Supplied records:
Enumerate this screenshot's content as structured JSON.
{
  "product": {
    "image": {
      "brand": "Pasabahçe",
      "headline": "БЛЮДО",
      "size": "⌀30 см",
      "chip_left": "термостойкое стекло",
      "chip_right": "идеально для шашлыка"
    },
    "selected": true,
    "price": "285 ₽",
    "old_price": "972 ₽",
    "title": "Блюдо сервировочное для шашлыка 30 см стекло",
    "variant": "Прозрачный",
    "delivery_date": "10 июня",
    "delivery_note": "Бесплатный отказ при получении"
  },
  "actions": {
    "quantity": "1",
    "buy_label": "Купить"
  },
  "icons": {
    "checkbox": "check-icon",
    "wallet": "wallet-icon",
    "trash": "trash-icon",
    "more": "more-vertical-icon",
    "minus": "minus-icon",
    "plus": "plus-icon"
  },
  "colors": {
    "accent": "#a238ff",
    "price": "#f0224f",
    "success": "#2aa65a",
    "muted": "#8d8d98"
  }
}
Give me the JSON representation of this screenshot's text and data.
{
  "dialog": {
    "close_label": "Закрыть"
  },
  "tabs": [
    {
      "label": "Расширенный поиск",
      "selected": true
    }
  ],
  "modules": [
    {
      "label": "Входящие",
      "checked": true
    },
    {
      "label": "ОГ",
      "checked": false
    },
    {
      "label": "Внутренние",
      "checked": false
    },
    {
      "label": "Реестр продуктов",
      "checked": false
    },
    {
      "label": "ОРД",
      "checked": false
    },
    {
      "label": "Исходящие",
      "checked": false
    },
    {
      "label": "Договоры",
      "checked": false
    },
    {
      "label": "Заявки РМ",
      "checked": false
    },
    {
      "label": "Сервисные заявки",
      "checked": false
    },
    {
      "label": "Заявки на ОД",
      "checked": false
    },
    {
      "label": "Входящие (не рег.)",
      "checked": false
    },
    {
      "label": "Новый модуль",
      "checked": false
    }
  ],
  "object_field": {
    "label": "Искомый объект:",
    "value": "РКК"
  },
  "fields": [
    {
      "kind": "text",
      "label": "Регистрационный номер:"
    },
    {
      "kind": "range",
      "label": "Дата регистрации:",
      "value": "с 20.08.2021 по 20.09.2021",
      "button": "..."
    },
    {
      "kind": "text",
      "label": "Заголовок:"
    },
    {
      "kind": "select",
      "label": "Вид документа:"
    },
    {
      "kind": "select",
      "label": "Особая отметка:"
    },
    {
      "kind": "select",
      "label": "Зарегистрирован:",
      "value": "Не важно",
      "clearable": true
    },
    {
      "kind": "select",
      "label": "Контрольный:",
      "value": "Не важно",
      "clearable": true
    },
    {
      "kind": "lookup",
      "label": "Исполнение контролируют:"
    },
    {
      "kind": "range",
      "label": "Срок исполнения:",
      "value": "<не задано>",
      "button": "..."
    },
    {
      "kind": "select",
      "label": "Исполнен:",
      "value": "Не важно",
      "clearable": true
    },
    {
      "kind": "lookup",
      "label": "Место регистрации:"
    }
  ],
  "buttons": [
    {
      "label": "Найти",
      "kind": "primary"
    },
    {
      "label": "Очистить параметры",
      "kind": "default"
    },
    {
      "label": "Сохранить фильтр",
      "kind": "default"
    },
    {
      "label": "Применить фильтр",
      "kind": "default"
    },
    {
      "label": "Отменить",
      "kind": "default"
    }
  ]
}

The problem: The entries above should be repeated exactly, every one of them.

Reply to the exercise:
Enumerate this screenshot's content as structured JSON.
{
  "product": {
    "image": {
      "brand": "Pasabahçe",
      "headline": "БЛЮДО",
      "size": "⌀30 см",
      "chip_left": "термостойкое стекло",
      "chip_right": "идеально для шашлыка"
    },
    "selected": true,
    "price": "285 ₽",
    "old_price": "972 ₽",
    "title": "Блюдо сервировочное для шашлыка 30 см стекло",
    "variant": "Прозрачный",
    "delivery_date": "10 июня",
    "delivery_note": "Бесплатный отказ при получении"
  },
  "actions": {
    "quantity": "1",
    "buy_label": "Купить"
  },
  "icons": {
    "checkbox": "check-icon",
    "wallet": "wallet-icon",
    "trash": "trash-icon",
    "more": "more-vertical-icon",
    "minus": "minus-icon",
    "plus": "plus-icon"
  },
  "colors": {
    "accent": "#a238ff",
    "price": "#f0224f",
    "success": "#2aa65a",
    "muted": "#8d8d98"
  }
}
Give me the JSON representation of this screenshot's text and data.
{
  "dialog": {
    "close_label": "Закрыть"
  },
  "tabs": [
    {
      "label": "Расширенный поиск",
      "selected": true
    }
  ],
  "modules": [
    {
      "label": "Входящие",
      "checked": true
    },
    {
      "label": "ОГ",
      "checked": false
    },
    {
      "label": "Внутренние",
      "checked": false
    },
    {
      "label": "Реестр продуктов",
      "checked": false
    },
    {
      "label": "ОРД",
      "checked": false
    },
    {
      "label": "Исходящие",
      "checked": false
    },
    {
      "label": "Договоры",
      "checked": false
    },
    {
      "label": "Заявки РМ",
      "checked": false
    },
    {
      "label": "Сервисные заявки",
      "checked": false
    },
    {
      "label": "Заявки на ОД",
      "checked": false
    },
    {
      "label": "Входящие (не рег.)",
      "checked": false
    },
    {
      "label": "Новый модуль",
      "checked": false
    }
  ],
  "object_field": {
    "label": "Искомый объект:",
    "value": "РКК"
  },
  "fields": [
    {
      "kind": "text",
      "label": "Регистрационный номер:"
    },
    {
      "kind": "range",
      "label": "Дата регистрации:",
      "value": "с 20.08.2021 по 20.09.2021",
      "button": "..."
    },
    {
      "kind": "text",
      "label": "Заголовок:"
    },
    {
      "kind": "select",
      "label": "Вид документа:"
    },
    {
      "kind": "select",
      "label": "Особая отметка:"
    },
    {
      "kind": "select",
      "label": "Зарегистрирован:",
      "value": "Не важно",
      "clearable": true
    },
    {
      "kind": "select",
      "label": "Контрольный:",
      "value": "Не важно",
      "clearable": true
    },
    {
      "kind": "lookup",
      "label": "Исполнение контролируют:"
    },
    {
      "kind": "range",
      "label": "Срок исполнения:",
      "value": "<не задано>",
      "button": "..."
    },
    {
      "kind": "select",
      "label": "Исполнен:",
      "value": "Не важно",
      "clearable": true
    },
    {
      "kind": "lookup",
      "label": "Место регистрации:"
    }
  ],
  "buttons": [
    {
      "label": "Найти",
      "kind": "primary"
    },
    {
      "label": "Очистить параметры",
      "kind": "default"
    },
    {
      "label": "Сохранить фильтр",
      "kind": "default"
    },
    {
      "label": "Применить фильтр",
      "kind": "default"
    },
    {
      "label": "Отменить",
      "kind": "default"
    }
  ]
}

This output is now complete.